Lonnie Nielsen, who went from Belle Plaine to the University of Iowa to the PGA, died Wednesday in Orchard Park, N.Y.
Nielsen was 67 and, according to his obituary, had battled dementia.
Nielsen grew up in Belle Plaine, learning to play golf on the “sand green courses” around his hometown. at the urging of his father.
He was an All-American and two-time all-Big Ten golfer at Iowa before joining the PGA Tour. He played from 1978 through 1993, tying for 11th at the 1986 PGA Championship.
“The Iowa Golf program mourns the passing of Lonnie Nielsen,” Iowa head coach Tyler Stith said in a news release. “Lonnie was one of the all-time greats in our program and the state of Iowa, and was an even better person. Our deepest sympathies go out to the entire Nielsen family.”
He later became the head golf professional at Crag Burn Golf Club in East Aurora, N.Y., a position he held for 20 years. He joined the PGA Champions Tour in 2004, winning the Commerce Bank Championship in 2007 and the Dick’s Sporting Goods Open in 2009.
He was inducted into the Western New York PGA Hall of Fame in 2004, the Iowa Golf Hall of Fame in 2010 and the Greater Buffalo Sports Hall of Fame in 2018.
“Golf was his great passion in life ...,” his obit read.
ARTICLE CONTINUES BELOW ADVERTISEMENT

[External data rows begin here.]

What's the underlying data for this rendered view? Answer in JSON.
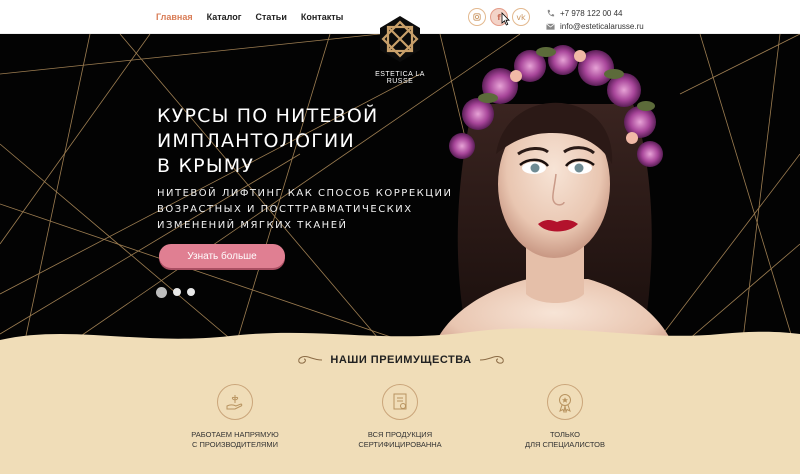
{
  "nav": [
    {
      "label": "Главная",
      "active": true
    },
    {
      "label": "Каталог",
      "active": false
    },
    {
      "label": "Статьи",
      "active": false
    },
    {
      "label": "Контакты",
      "active": false
    }
  ],
  "brand": {
    "name": "ESTETICA LA RUSSE"
  },
  "social": [
    {
      "icon": "instagram-icon"
    },
    {
      "icon": "facebook-icon",
      "glyph": "f"
    },
    {
      "icon": "vk-icon",
      "glyph": "vk"
    }
  ],
  "contacts": {
    "phone": "+7 978 122 00 44",
    "email": "info@esteticalarusse.ru"
  },
  "hero": {
    "title_lines": [
      "КУРСЫ ПО НИТЕВОЙ",
      "ИМПЛАНТОЛОГИИ",
      "В КРЫМУ"
    ],
    "subtitle_lines": [
      "НИТЕВОЙ ЛИФТИНГ КАК СПОСОБ КОРРЕКЦИИ",
      "ВОЗРАСТНЫХ И ПОСТТРАВМАТИЧЕСКИХ",
      "ИЗМЕНЕНИЙ МЯГКИХ ТКАНЕЙ"
    ],
    "cta_label": "Узнать больше",
    "slides": 3,
    "active_slide": 1
  },
  "advantages": {
    "title": "НАШИ ПРЕИМУЩЕСТВА",
    "items": [
      {
        "icon": "hand-plant-icon",
        "line1": "РАБОТАЕМ НАПРЯМУЮ",
        "line2": "С ПРОИЗВОДИТЕЛЯМИ"
      },
      {
        "icon": "certificate-icon",
        "line1": "ВСЯ ПРОДУКЦИЯ",
        "line2": "СЕРТИФИЦИРОВАННА"
      },
      {
        "icon": "award-medal-icon",
        "line1": "ТОЛЬКО",
        "line2": "ДЛЯ СПЕЦИАЛИСТОВ"
      }
    ]
  },
  "colors": {
    "accent": "#e07f92",
    "nav_active": "#d97d57",
    "gold": "#c9a06a",
    "beige": "#f0ddb8",
    "hero_bg": "#030303"
  }
}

He won several amateur events in Iowa, including the 1975 Iowa Amateur, and was named Iowa Player of the Year that year. Nielsen’s first professional win was the Waterloo Open in 1979. He also won more than 100 Western New York Section PGA titles, prompting the WNYPGA to name its Player of the Year Award in his honor.
“Besides golf, Lonnie also enjoyed music, playing cards, telling jokes and eating ice cream,” according to his obit. “To know him was to love him. He was known for his infectious smile, quick wit and sense of humor.”
Nielsen is survived by his wife, his high school sweetheart, of 43 years, Mary Jo, as well as three children, four grandchildren and three sisters.
A mass will be held Monday in Lake View, N.Y., and a “Celebration of Lonnie’s life will take place at a later date when the current health conditions improve.”